Cotswold District Council has taken delivery of its first hybrid vehicle as part of its commitment to use 100% clean energy by 2030.
Ubico, the council’s waste and recycling partner, will use the new Ford Transit hybrid to support its daily operations.
Able to run on zero-emission electric power, the plug-in hybrid van will help lower the amount of greenhouse gases currently produced as a result of council functions and is the first step towards the authority’s aim of an all-renewable energy fleet.
The move comes after the council formally adopted its Climate Emergency Strategy in September 2020 and last month pledged to provide more electric vehicle charging points across the district under its sustainable transport plans.
‘The arrival of the Council’s first hybrid van is significant and one of many changes we will be making to deliver on our climate agenda,’ said Cllr Andy Doherty, cabinet member for the environment, waste and recycling at Cotswold District Council.
‘Transport accounts for 45% of emissions in the district so looking at how we can reduce this within our own council-run operations has to be a priority. While the hybrid will not run solely on electric power, our reliance on vehicles powered by fossil fuels needs to become a thing of the past if we are to fully realise the benefits of a sustainable transport system.’
He continued: ‘There are huge transformations underway in “green” vehicle technology and the pace of this change is accelerating.
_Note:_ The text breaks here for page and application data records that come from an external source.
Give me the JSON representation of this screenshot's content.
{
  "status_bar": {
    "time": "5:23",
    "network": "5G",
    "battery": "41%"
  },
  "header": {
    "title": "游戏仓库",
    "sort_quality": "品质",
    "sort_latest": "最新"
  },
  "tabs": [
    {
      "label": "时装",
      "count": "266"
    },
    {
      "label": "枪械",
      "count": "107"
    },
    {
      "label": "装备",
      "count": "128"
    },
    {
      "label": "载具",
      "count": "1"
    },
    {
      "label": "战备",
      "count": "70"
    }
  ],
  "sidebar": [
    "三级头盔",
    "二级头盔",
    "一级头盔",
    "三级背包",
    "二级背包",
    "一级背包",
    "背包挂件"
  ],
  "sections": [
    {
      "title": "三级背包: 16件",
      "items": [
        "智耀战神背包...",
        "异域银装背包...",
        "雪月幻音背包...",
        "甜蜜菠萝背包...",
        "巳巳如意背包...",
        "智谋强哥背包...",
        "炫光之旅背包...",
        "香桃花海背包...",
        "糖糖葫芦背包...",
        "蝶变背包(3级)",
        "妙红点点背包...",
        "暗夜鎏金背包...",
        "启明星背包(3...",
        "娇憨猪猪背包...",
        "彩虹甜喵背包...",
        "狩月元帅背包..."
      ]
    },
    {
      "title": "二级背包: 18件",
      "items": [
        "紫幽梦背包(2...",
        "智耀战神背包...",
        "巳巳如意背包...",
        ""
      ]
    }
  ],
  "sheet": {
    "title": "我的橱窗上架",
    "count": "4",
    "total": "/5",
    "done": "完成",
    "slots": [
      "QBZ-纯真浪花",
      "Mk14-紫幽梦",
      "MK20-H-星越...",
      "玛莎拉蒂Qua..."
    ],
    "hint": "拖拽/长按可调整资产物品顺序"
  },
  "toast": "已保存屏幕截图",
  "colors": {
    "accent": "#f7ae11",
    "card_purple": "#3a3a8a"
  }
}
As part of the Council’s wider sustainable transport strategy we will be looking at what other changes we can make, including investment in ultra-low emission vehicles for our waste fleet, and as the technology develops, the use of zero emission vehicles able to travel in a large, rural district such as ours.’
Cllr Rachel Coxcoon, cabinet member for climate change and forward planning at Cotswold District Council, commented: ‘In addition to what we can do corporately, we must actively support Cotswold residents to make the switch to cleaner transport too. This can only be achieved with a “fit for purpose” infrastructure in place. This is why more electric vehicle charge points will be made available in out towns and villages, making it easier for residents to make greener choices in the future.’